The most successful American TV westerns, RAWHIDE and BONANZA, had great theme songs that outlived the shows. The opening of GUNSMOKE (the longest running of all) had a completely unmemorable theme, but the opening showed Marshall Dillon gunning down a (presumably) bad guy and that was the hook. There was little attempt by any of these shows to realistically depict anything.
Times change, and the last major American attempt at a TV western, DEADWOOD, took a shot at realism. Or at least the show created that impression. Their trademark was extensive use of the f-word, and it was so effective that I remember nothing else about the show. Someone at the West Virginia Surf Report took the trouble to count, and found that, in the show’s three seasons and 36 episodes, the f-word was used 2,980 times (a rate of 1.56 utterances per minute of air time).
There is virtually no cussing in STRANGE EMPIRE, and the intro is a lovely Orphan-Black-style aninmation featuring a gun transforming into rose petals. The music is pleasant, but not really hummable, and there are no words to it. So what is the hook? Historical authenticity? Well-drawn characters?

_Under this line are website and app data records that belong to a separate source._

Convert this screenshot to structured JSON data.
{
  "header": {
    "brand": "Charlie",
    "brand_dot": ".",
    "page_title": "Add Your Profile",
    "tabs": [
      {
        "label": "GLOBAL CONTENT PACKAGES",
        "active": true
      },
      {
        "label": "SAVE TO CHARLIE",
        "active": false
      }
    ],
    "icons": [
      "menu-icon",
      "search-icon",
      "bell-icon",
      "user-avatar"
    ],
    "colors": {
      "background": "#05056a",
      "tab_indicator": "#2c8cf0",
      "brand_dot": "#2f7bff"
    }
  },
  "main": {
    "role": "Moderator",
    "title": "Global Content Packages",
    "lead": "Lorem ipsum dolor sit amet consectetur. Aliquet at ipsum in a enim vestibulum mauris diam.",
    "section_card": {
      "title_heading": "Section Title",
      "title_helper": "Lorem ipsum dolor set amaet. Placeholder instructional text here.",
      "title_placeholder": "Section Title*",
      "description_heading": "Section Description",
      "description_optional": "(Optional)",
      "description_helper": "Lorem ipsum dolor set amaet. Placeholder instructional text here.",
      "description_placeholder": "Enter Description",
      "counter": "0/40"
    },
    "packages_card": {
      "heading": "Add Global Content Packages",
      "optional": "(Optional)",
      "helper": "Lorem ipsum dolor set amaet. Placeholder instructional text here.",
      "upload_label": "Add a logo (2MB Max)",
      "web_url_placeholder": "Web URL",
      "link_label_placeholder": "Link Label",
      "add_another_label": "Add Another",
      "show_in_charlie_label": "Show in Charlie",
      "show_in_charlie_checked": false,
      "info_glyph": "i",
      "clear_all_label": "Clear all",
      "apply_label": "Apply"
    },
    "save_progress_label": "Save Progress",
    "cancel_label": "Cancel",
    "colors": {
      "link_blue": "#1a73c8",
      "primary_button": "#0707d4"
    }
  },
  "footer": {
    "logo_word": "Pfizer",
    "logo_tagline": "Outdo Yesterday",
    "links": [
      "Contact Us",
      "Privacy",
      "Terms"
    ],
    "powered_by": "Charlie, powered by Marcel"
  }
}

Cara Gee as Kat Loving, cattle rancher turned gunfighter
The writers indulged themselves a bit when naming characters. Slotter is another way of spelling slaughter, which is what John Slotter (Aaron Poole) does. (His victims are people, not cattle. There are no cattle to speak of in this show.) There is a gunfighter named Kat Loving (Cara Gee). She’s a mostly non-lethal, philosophical gunfighter who is always saving people and may or may not love cats, but her outfit always reminds me of Yul Brynner. Then there is Rebecca Blithely (Melissa Farman), who does things, well, blithely. Don’t get me wrong. Doctor Rebecca is a fascinating character and the best reason for watching STRANGE EMPIRE. Her name is quite appropriate, though.
Ali Liebert was why I originally tuned in, and one hopes her role as Fiona Briggs will expand (it has been quite small up till now). Both Liebert and Ann Marie Deluise (who plays Fiona’s mother) are listed by IMDB as being in only nine of the thirteen episodes of Season One.

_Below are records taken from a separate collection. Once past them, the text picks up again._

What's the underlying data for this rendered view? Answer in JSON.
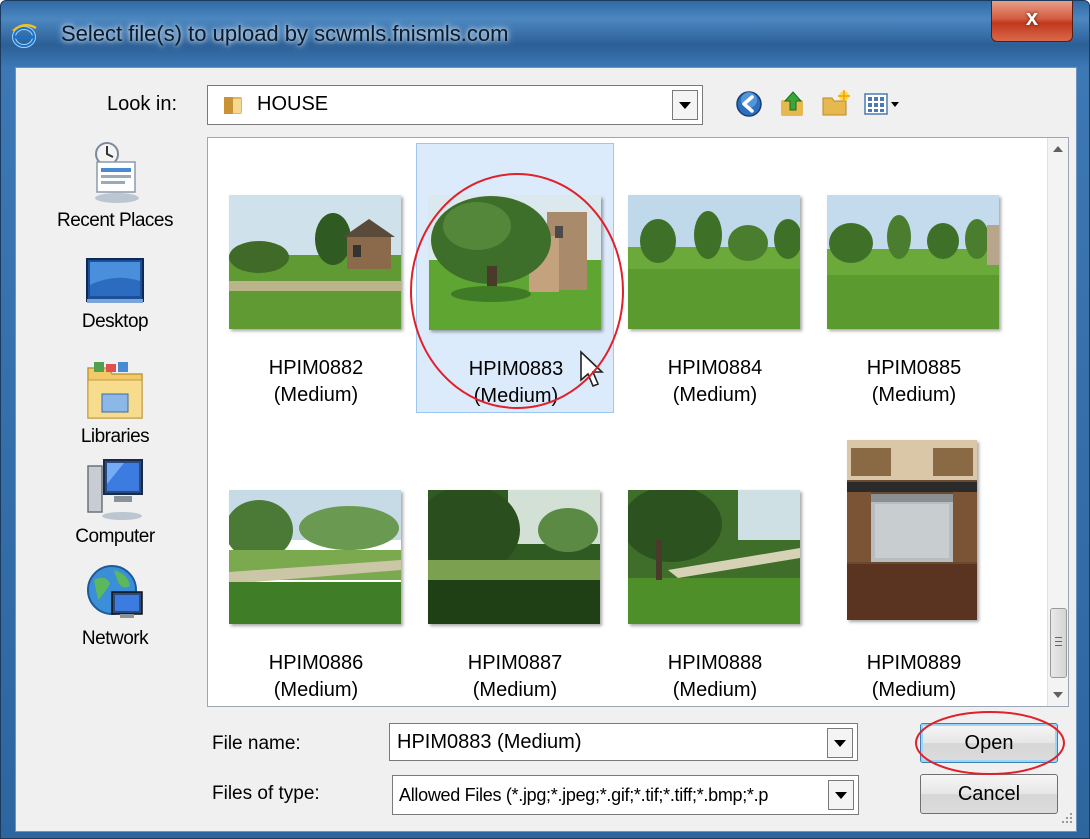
{
  "dialog": {
    "title": "Select file(s) to upload by scwmls.fnismls.com",
    "close_label": "x"
  },
  "lookin": {
    "label": "Look in:",
    "value": "HOUSE"
  },
  "places": [
    {
      "label": "Recent Places",
      "icon": "recent-places-icon"
    },
    {
      "label": "Desktop",
      "icon": "desktop-icon"
    },
    {
      "label": "Libraries",
      "icon": "libraries-icon"
    },
    {
      "label": "Computer",
      "icon": "computer-icon"
    },
    {
      "label": "Network",
      "icon": "network-icon"
    }
  ],
  "files": [
    {
      "name": "HPIM0882",
      "size": "(Medium)",
      "selected": false
    },
    {
      "name": "HPIM0883",
      "size": "(Medium)",
      "selected": true
    },
    {
      "name": "HPIM0884",
      "size": "(Medium)",
      "selected": false
    },
    {
      "name": "HPIM0885",
      "size": "(Medium)",
      "selected": false
    },
    {
      "name": "HPIM0886",
      "size": "(Medium)",
      "selected": false
    },
    {
      "name": "HPIM0887",
      "size": "(Medium)",
      "selected": false
    },
    {
      "name": "HPIM0888",
      "size": "(Medium)",
      "selected": false
    },
    {
      "name": "HPIM0889",
      "size": "(Medium)",
      "selected": false
    }
  ],
  "form": {
    "filename_label": "File name:",
    "filename_value": "HPIM0883 (Medium)",
    "filetype_label": "Files of type:",
    "filetype_value": "Allowed Files (*.jpg;*.jpeg;*.gif;*.tif;*.tiff;*.bmp;*.p"
  },
  "buttons": {
    "open": "Open",
    "cancel": "Cancel"
  },
  "colors": {
    "selection": "#dcebfb",
    "annotation": "#e0202a",
    "title_bar": "#2f6aa6"
  }
}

Fiona, with her mother and Kat
SERIES HIGHLIGHTS THUS FAR:
— Rebecca declaring to Kat “I am no believer”. This outburst of skepticism occurs after she is struck across the face by her husband, apparently because of her impious curiosity.
— Kat’s mushroom-fueled spirit quest. A lovely dream sequence that gave us a small insight into the mind of Kat, as she learns to accept the death of Jeremiah.
— Rebecca’s developing relationship with Finn Morgan (Joanne Boland), whom she apparently does not yet realize is a woman.